>>> I feel like specifying a target vblank would be a good unit for that,
>> The mechanism described above works for that.
> I still don't see any fence-based mechanism that can work to achieve
> that, but maybe I'm missing your point.
It's not fence based, just good old waiting for the previous vblank
before submitting the flip to the kernel.
>>> since it's our native granularity after all (while a timestamp is not).
>> Note that variable refresh rate (Adaptive Sync / FreeSync / G-Sync)
>> changes things in this regard. It makes the vblank length variable, and
>> if you wait for multiple vblanks between flips, you get the maximum

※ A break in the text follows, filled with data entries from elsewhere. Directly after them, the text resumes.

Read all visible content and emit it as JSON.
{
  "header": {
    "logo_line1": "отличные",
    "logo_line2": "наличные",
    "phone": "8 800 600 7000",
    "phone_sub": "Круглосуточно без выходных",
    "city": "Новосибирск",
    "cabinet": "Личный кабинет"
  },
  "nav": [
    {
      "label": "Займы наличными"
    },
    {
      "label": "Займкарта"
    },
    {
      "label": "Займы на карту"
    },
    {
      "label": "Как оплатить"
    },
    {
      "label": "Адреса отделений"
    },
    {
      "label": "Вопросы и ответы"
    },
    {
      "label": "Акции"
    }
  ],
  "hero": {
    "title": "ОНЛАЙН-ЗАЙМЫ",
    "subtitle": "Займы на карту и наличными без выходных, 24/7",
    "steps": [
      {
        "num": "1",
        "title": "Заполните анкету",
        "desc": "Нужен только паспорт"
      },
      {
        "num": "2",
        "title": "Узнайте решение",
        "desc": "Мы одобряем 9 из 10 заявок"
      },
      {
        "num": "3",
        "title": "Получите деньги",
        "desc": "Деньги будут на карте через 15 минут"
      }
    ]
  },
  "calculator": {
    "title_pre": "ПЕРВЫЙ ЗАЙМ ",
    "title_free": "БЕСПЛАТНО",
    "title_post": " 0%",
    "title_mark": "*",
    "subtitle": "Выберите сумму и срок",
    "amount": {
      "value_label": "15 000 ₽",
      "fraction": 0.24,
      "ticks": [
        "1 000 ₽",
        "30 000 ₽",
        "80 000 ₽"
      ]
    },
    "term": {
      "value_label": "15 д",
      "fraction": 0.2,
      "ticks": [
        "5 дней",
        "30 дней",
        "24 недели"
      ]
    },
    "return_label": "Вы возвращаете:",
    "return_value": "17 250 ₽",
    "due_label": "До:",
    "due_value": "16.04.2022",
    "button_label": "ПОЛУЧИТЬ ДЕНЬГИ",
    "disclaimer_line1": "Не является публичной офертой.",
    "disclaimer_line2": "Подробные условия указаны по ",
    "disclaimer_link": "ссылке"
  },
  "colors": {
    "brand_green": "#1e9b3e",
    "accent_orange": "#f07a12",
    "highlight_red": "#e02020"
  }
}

>> vblank length corresponding to the minimum refresh rate / timing
>> granularity. Thus, it would be useful to allow userspace to specify a
>> timestamp corresponding to the earliest time when the flip is to
>> complete. The kernel could then try to hit that as closely as possible.
> I'm not very familiar with how this works, but I don't really see what
> it changes. Does it mean we can flip multiple times per vblank?
It's not about that.
> And I really like a vblank count over a timestamp, as one is the native
> unit at hand and the other one only correleates to it.
>From a video playback application POV it's really the other way around,
isn't it? The target time is known (e.g. in order to sync up with
audio), the vblank count has to be calculated from that. And with
variable refresh rate, this calculation can't be done reliably, because
it's not known ahead of time when the next vblank starts (at least not
more accurately than an interval corresponding to the maximum/minimum
If the target timestamp could be specified explicitly, the kernel could
do the conversion to the vblank count for fixed refresh, and could
adjust the refresh rate to hit the target more accurately with variable
Earthling Michel DÃnzer | https://www.amd.com
Libre software enthusiast | Mesa and X developer